I tell her that I remember some of the stories, but that it seems so long ago now. It was 2004, she snaps at me; it is not of another era. It is still current news because it will never be over. It is like yesterday to that father who tasted the blood of his daughter.


Amanda, the seven year-old who lives four houses down is looking for her cat. I did not know the family had any pets. She tells me the cat has not come home for three days. I ask her to describe her cat. She tells me it’s reddish-brown and is overweight. She tells me he likes to chase birds. The cat once placed a red cardinal before her, dead, as some sort of offering and example of his hunting prowess. I tell her that Elaina has seen the cat and believes it smells baby cardinals in the bush between our homes. I believe what Amanda says. She says he would eat the babies if he could reach them.

Maybe you should keep the cat inside, I say, just for a while until the babies can fly away and start their own life. I would if I could find him, she says.


When I first came to Canada, to lovely Niagara Falls, the first thing I did was put a picture of Valery in my motel room. I cannot forget the logistics of him being in Beslan and I being here, Elaina says. He would love the roaring Horseshoe Falls. He would love being able to walk across the Rainbow Bridge into America. He would love the freedom of going between two free countries where children play soccer on beautifully groomed fields in their subdivisions. He would laugh at the fact that there are two Niagara Falls, one across the river from the other. He would say, “Can’t they quit being copycats?”
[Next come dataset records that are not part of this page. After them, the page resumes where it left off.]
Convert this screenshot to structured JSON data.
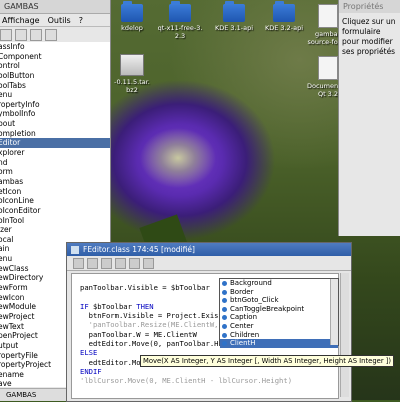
{
  "project_window": {
    "title": "GAMBAS",
    "menu": [
      "Affichage",
      "Outils",
      "?"
    ],
    "items": [
      "assInfo",
      "Component",
      "ontrol",
      "oolButton",
      "oolTabs",
      "enu",
      "ropertyInfo",
      "ymbolInfo",
      "bout",
      "ompletion",
      "Editor",
      "xplorer",
      "nd",
      "orm",
      "ambas",
      "etIcon",
      "oIconLine",
      "oIconEditor",
      "oInTool",
      "izer",
      "ocal",
      "ain",
      "enu",
      "ewClass",
      "ewDirectory",
      "ewForm",
      "ewIcon",
      "ewModule",
      "ewProject",
      "ewText",
      "penProject",
      "utput",
      "ropertyFile",
      "ropertyProject",
      "ename",
      "ave"
    ],
    "selected_index": 10,
    "status": "GAMBAS"
  },
  "desktop_icons": [
    {
      "label_lines": [
        "kdelop"
      ],
      "type": "folder"
    },
    {
      "label_lines": [
        "qt-x11-free-3.",
        "2.3"
      ],
      "type": "folder"
    },
    {
      "label_lines": [
        "KDE 3.1-api"
      ],
      "type": "folder"
    },
    {
      "label_lines": [
        "KDE 3.2-api"
      ],
      "type": "folder"
    },
    {
      "label_lines": [
        "gambas",
        "source-forge"
      ],
      "type": "file"
    },
    {
      "label_lines": [
        "-0.11.5.tar.",
        "bz2"
      ],
      "type": "package"
    },
    {
      "label_lines": [
        "Documentati",
        "Qt 3.2"
      ],
      "type": "file"
    }
  ],
  "properties_window": {
    "title": "Propriétés",
    "body": "Cliquez sur un formulaire pour modifier ses propriétés"
  },
  "editor": {
    "title": "FEditor.class 174:45 [modifié]",
    "lines": [
      [
        {
          "t": "",
          "c": ""
        }
      ],
      [
        {
          "t": "panToolbar.Visible = $bToolbar",
          "c": ""
        }
      ],
      [
        {
          "t": "",
          "c": ""
        }
      ],
      [
        {
          "t": "IF ",
          "c": "kw"
        },
        {
          "t": "$bToolbar ",
          "c": ""
        },
        {
          "t": "THEN",
          "c": "kw"
        }
      ],
      [
        {
          "t": "  btnForm.Visible = Project.ExistForm(",
          "c": ""
        }
      ],
      [
        {
          "t": "  'panToolbar.Resize(ME.ClientW, btnGo",
          "c": "cm"
        }
      ],
      [
        {
          "t": "  panToolbar.W = ME.ClientW",
          "c": ""
        }
      ],
      [
        {
          "t": "  edtEditor.Move(0, panToolbar.H, ME.C",
          "c": ""
        },
        {
          "t": "oolbar.H",
          "c": ""
        }
      ],
      [
        {
          "t": "ELSE",
          "c": "kw"
        }
      ],
      [
        {
          "t": "  edtEditor.Move(0, 0, ME.ClientW, ME.Cli",
          "c": ""
        }
      ],
      [
        {
          "t": "ENDIF",
          "c": "kw"
        }
      ],
      [
        {
          "t": "'lblCursor.Move(0, ME.ClientH - lblCursor.Height)",
          "c": "cm"
        }
      ]
    ],
    "autocomplete": [
      "Background",
      "Border",
      "btnGoto_Click",
      "CanToggleBreakpoint",
      "Caption",
      "Center",
      "Children",
      "ClientH"
    ],
    "autocomplete_selected": 7,
    "tooltip": "Move(X AS Integer, Y AS Integer [, Width AS Integer, Height AS Integer ])"
  }
}
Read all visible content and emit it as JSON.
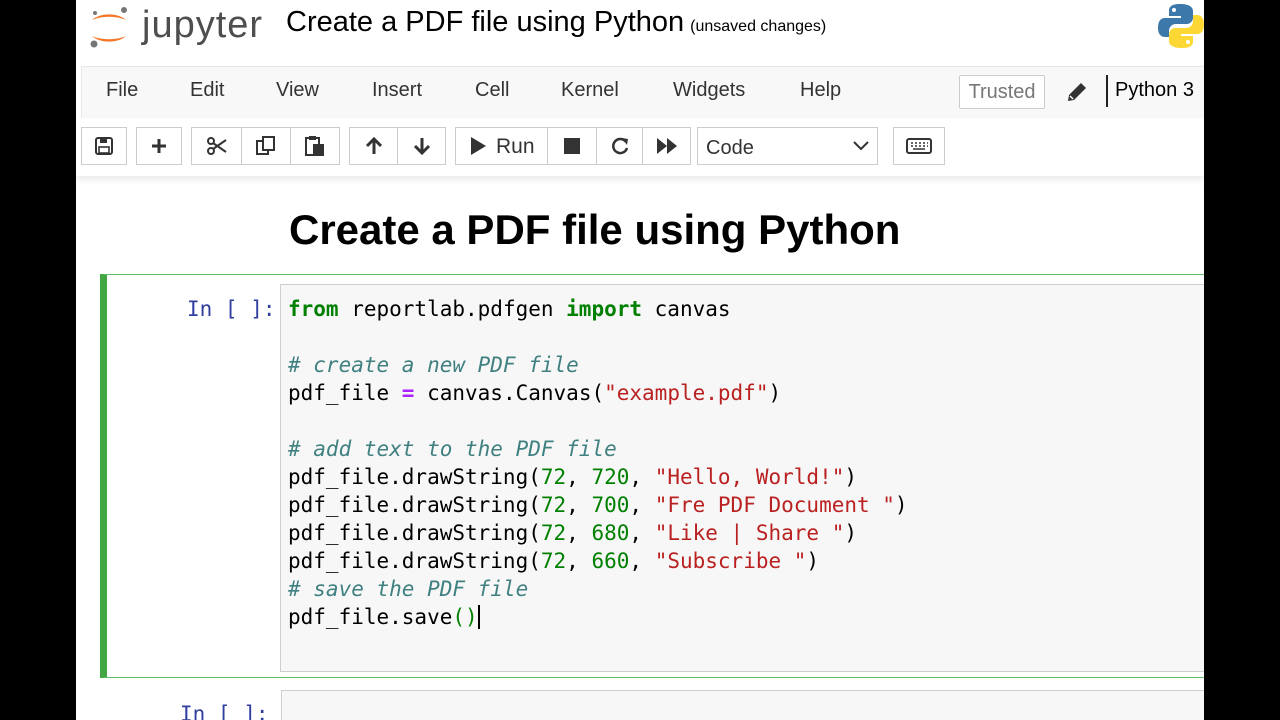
{
  "header": {
    "logo_text": "jupyter",
    "notebook_name": "Create a PDF file using Python",
    "save_status": "(unsaved changes)"
  },
  "menubar": {
    "items": [
      "File",
      "Edit",
      "View",
      "Insert",
      "Cell",
      "Kernel",
      "Widgets",
      "Help"
    ],
    "trusted_label": "Trusted",
    "kernel_name": "Python 3"
  },
  "toolbar": {
    "run_label": "Run",
    "cell_type": "Code",
    "buttons": [
      "save-icon",
      "plus-icon",
      "scissors-icon",
      "copy-icon",
      "paste-icon",
      "arrow-up-icon",
      "arrow-down-icon",
      "play-icon",
      "stop-icon",
      "restart-icon",
      "fast-forward-icon",
      "keyboard-icon"
    ]
  },
  "notebook": {
    "heading": "Create a PDF file using Python",
    "cells": [
      {
        "prompt": "In [ ]:",
        "code": [
          "from reportlab.pdfgen import canvas",
          "",
          "# create a new PDF file",
          "pdf_file = canvas.Canvas(\"example.pdf\")",
          "",
          "# add text to the PDF file",
          "pdf_file.drawString(72, 720, \"Hello, World!\")",
          "pdf_file.drawString(72, 700, \"Fre PDF Document \")",
          "pdf_file.drawString(72, 680, \"Like | Share \")",
          "pdf_file.drawString(72, 660, \"Subscribe \")",
          "# save the PDF file",
          "pdf_file.save()"
        ]
      },
      {
        "prompt": "In [ ]:",
        "code": []
      }
    ]
  },
  "colors": {
    "selected_cell_border": "#42a642",
    "prompt": "#303f9f",
    "keyword": "#008000",
    "string": "#ba2121",
    "comment": "#408080"
  }
}
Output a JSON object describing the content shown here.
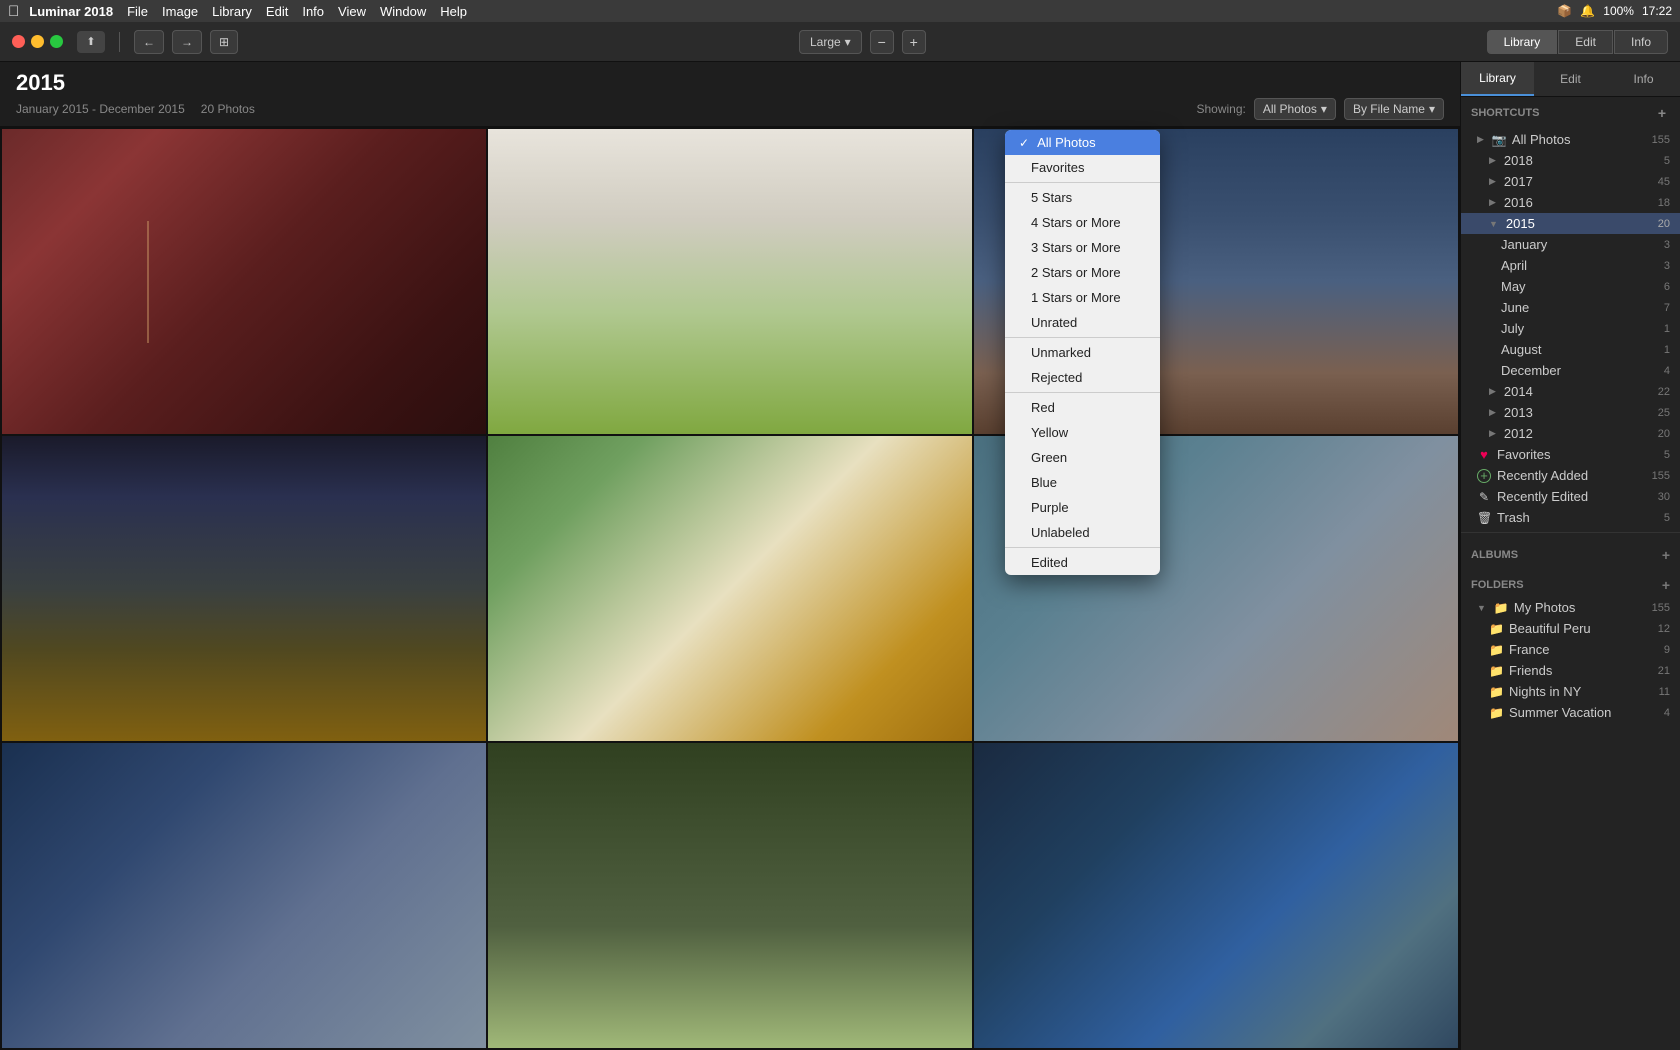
{
  "app": {
    "name": "Luminar 2018",
    "menu": [
      "File",
      "Image",
      "Library",
      "Edit",
      "Info",
      "View",
      "Window",
      "Help"
    ],
    "status": "100%",
    "time": "17:22"
  },
  "toolbar": {
    "back_label": "←",
    "forward_label": "→",
    "upload_label": "↑",
    "view_btn_label": "⊞",
    "size_label": "Large",
    "zoom_minus": "−",
    "zoom_plus": "+",
    "tabs": [
      "Library",
      "Edit",
      "Info"
    ],
    "active_tab": "Library"
  },
  "content": {
    "title": "2015",
    "date_range": "January 2015 - December 2015",
    "photo_count": "20 Photos",
    "showing_label": "Showing:",
    "filter_label": "All Photos",
    "sort_label": "By File Name"
  },
  "dropdown": {
    "items": [
      {
        "id": "all-photos",
        "label": "All Photos",
        "active": true
      },
      {
        "id": "favorites",
        "label": "Favorites",
        "active": false
      },
      {
        "id": "sep1",
        "type": "separator"
      },
      {
        "id": "5stars",
        "label": "5 Stars",
        "active": false
      },
      {
        "id": "4stars",
        "label": "4 Stars or More",
        "active": false
      },
      {
        "id": "3stars",
        "label": "3 Stars or More",
        "active": false
      },
      {
        "id": "2stars",
        "label": "2 Stars or More",
        "active": false
      },
      {
        "id": "1stars",
        "label": "1 Stars or More",
        "active": false
      },
      {
        "id": "unrated",
        "label": "Unrated",
        "active": false
      },
      {
        "id": "sep2",
        "type": "separator"
      },
      {
        "id": "unmarked",
        "label": "Unmarked",
        "active": false
      },
      {
        "id": "rejected",
        "label": "Rejected",
        "active": false
      },
      {
        "id": "sep3",
        "type": "separator"
      },
      {
        "id": "red",
        "label": "Red",
        "active": false
      },
      {
        "id": "yellow",
        "label": "Yellow",
        "active": false
      },
      {
        "id": "green",
        "label": "Green",
        "active": false
      },
      {
        "id": "blue",
        "label": "Blue",
        "active": false
      },
      {
        "id": "purple",
        "label": "Purple",
        "active": false
      },
      {
        "id": "unlabeled",
        "label": "Unlabeled",
        "active": false
      },
      {
        "id": "sep4",
        "type": "separator"
      },
      {
        "id": "edited",
        "label": "Edited",
        "active": false
      }
    ]
  },
  "sidebar": {
    "tabs": [
      "Library",
      "Edit",
      "Info"
    ],
    "shortcuts_header": "Shortcuts",
    "tree": [
      {
        "id": "all-photos",
        "label": "All Photos",
        "count": "155",
        "icon": "📷",
        "indent": 0
      },
      {
        "id": "y2018",
        "label": "2018",
        "count": "5",
        "icon": "▶",
        "indent": 1
      },
      {
        "id": "y2017",
        "label": "2017",
        "count": "45",
        "icon": "▶",
        "indent": 1
      },
      {
        "id": "y2016",
        "label": "2016",
        "count": "18",
        "icon": "▶",
        "indent": 1
      },
      {
        "id": "y2015",
        "label": "2015",
        "count": "20",
        "icon": "▶",
        "indent": 1,
        "selected": true
      },
      {
        "id": "m-jan",
        "label": "January",
        "count": "3",
        "indent": 2
      },
      {
        "id": "m-apr",
        "label": "April",
        "count": "3",
        "indent": 2
      },
      {
        "id": "m-may",
        "label": "May",
        "count": "6",
        "indent": 2
      },
      {
        "id": "m-jun",
        "label": "June",
        "count": "7",
        "indent": 2
      },
      {
        "id": "m-jul",
        "label": "July",
        "count": "1",
        "indent": 2
      },
      {
        "id": "m-aug",
        "label": "August",
        "count": "1",
        "indent": 2
      },
      {
        "id": "m-dec",
        "label": "December",
        "count": "4",
        "indent": 2
      },
      {
        "id": "y2014",
        "label": "2014",
        "count": "22",
        "icon": "▶",
        "indent": 1
      },
      {
        "id": "y2013",
        "label": "2013",
        "count": "25",
        "icon": "▶",
        "indent": 1
      },
      {
        "id": "y2012",
        "label": "2012",
        "count": "20",
        "icon": "▶",
        "indent": 1
      },
      {
        "id": "favorites",
        "label": "Favorites",
        "count": "5",
        "icon": "♥",
        "indent": 0
      },
      {
        "id": "recently-added",
        "label": "Recently Added",
        "count": "155",
        "icon": "+",
        "indent": 0
      },
      {
        "id": "recently-edited",
        "label": "Recently Edited",
        "count": "30",
        "icon": "✏",
        "indent": 0
      },
      {
        "id": "trash",
        "label": "Trash",
        "count": "5",
        "icon": "🗑",
        "indent": 0
      }
    ],
    "albums_header": "Albums",
    "folders_header": "Folders",
    "folders": [
      {
        "id": "my-photos",
        "label": "My Photos",
        "count": "155",
        "icon": "📁",
        "indent": 0
      },
      {
        "id": "beautiful-peru",
        "label": "Beautiful Peru",
        "count": "12",
        "icon": "📁",
        "indent": 1
      },
      {
        "id": "france",
        "label": "France",
        "count": "9",
        "icon": "📁",
        "indent": 1
      },
      {
        "id": "friends",
        "label": "Friends",
        "count": "21",
        "icon": "📁",
        "indent": 1
      },
      {
        "id": "nights-in-ny",
        "label": "Nights in NY",
        "count": "11",
        "icon": "📁",
        "indent": 1
      },
      {
        "id": "summer-vacation",
        "label": "Summer Vacation",
        "count": "4",
        "icon": "📁",
        "indent": 1
      }
    ]
  }
}
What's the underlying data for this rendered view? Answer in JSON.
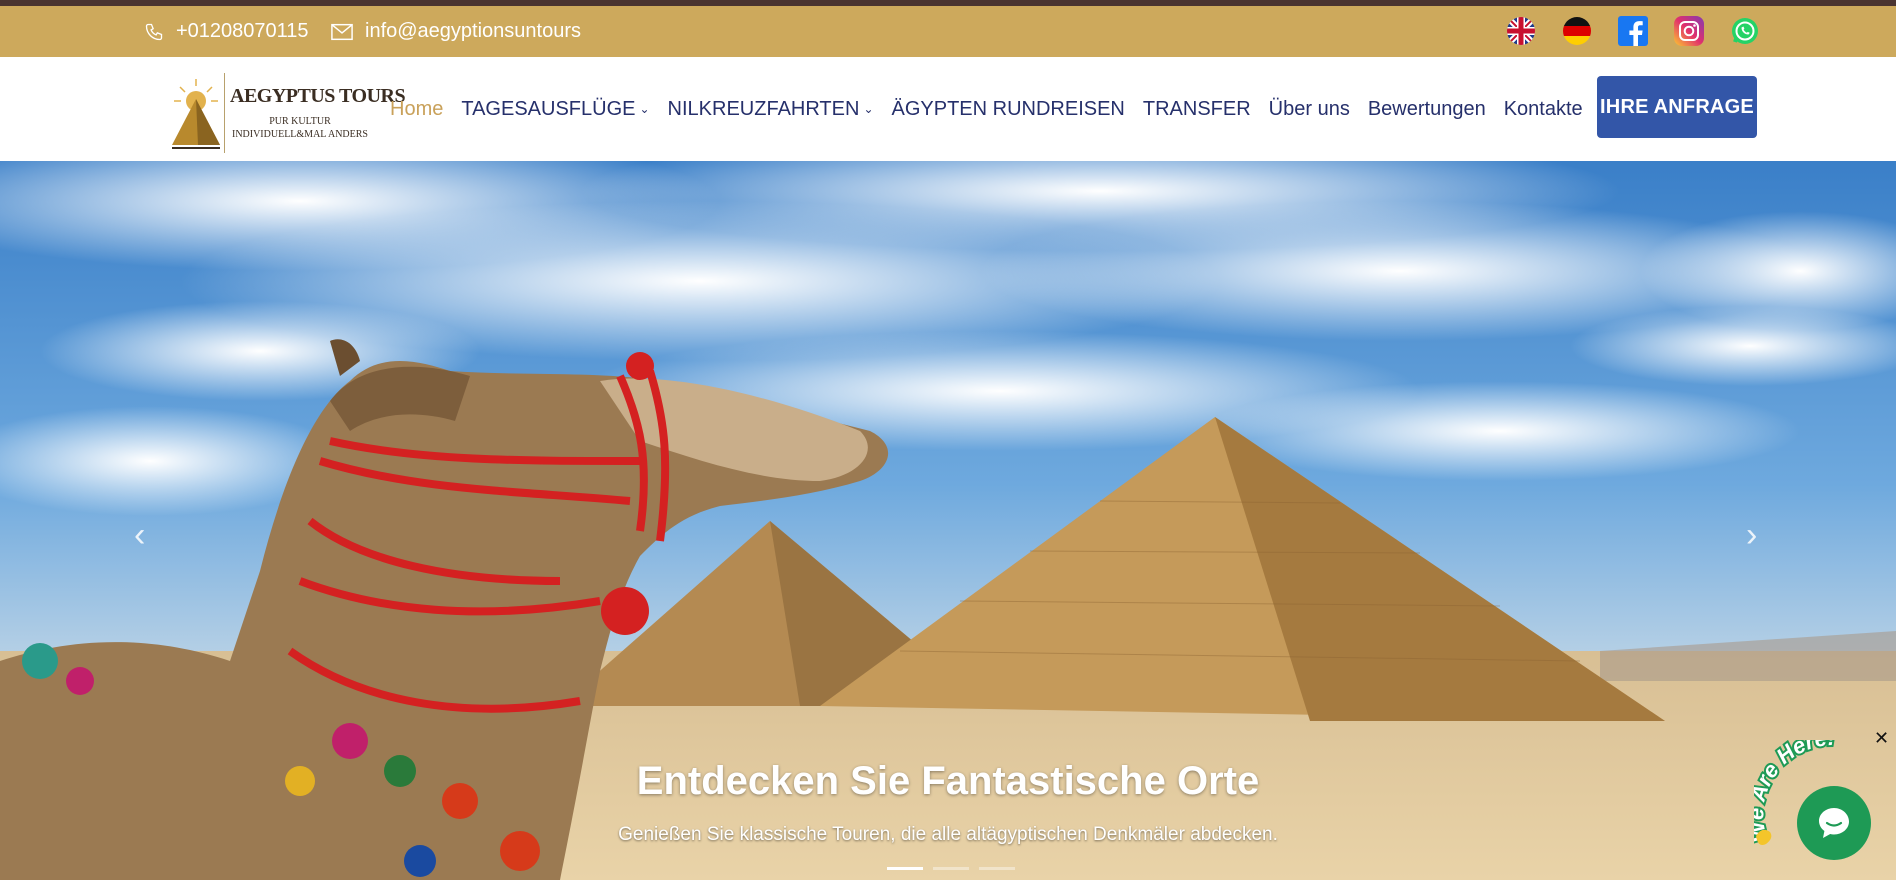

“Where are the dead children?" A woman is screaming outside of School Number One. Elaina is reliving this moment and now there are tears running down her face. She tells me how she ran to the woman, grabbing her and easing her to the ground as the woman fainted.

She tells me she found a dead baby cardinal lying in the grass under the bush a few days ago. It was the cat, but the issue is resolved. The remaining babies will live and grow up to be beautiful parents themselves one day. Neither the father nor mother will flee their territory to start a new life elsewhere. They will remain in the area they were born and build a life. They will have everything under control at all times. She says the male cardinal will aggressively defend his territory—his family’s territory. He will not befriend cats and love them more than the female cardinal.


I do not know what ever happened to the man who tried furiously to breathe the breath of life into his daughter, Elaina says. I left Beslan one month after the massacre, two weeks after Valery succumbed to a blood infection from the severe cut on his leg. My husband buried him at the back acre of our small farm. The cats roam atop his grave as if to cajole him to come out and play with them. Someone told me before I left that the man just sits in front of his house and drinks cold coffee all day. He has stopped shaving and washing. I don’t know if this is true but I believe it is possible given the circumstances.


Amanda is crying hysterically. She found her cat in the neighbor’s back yard, the neighbor next to Elaina. He looked as if he was beaten with a shovel. Apparently, the cat crawled as far as he could before collapsing. Dried blood was caked around his mouth and his eyes stared, looking at something it could not comprehend.


The baby cardinals are learning to fly and forage. The parents are guiding them through their paces. I see them each evening as I sit in my backyard with my hot coffee after supper. Elaina sees them too. I don’t know if she knows that I see her peering from behind the California shutters, watching the parents always with their babies—doing their duty.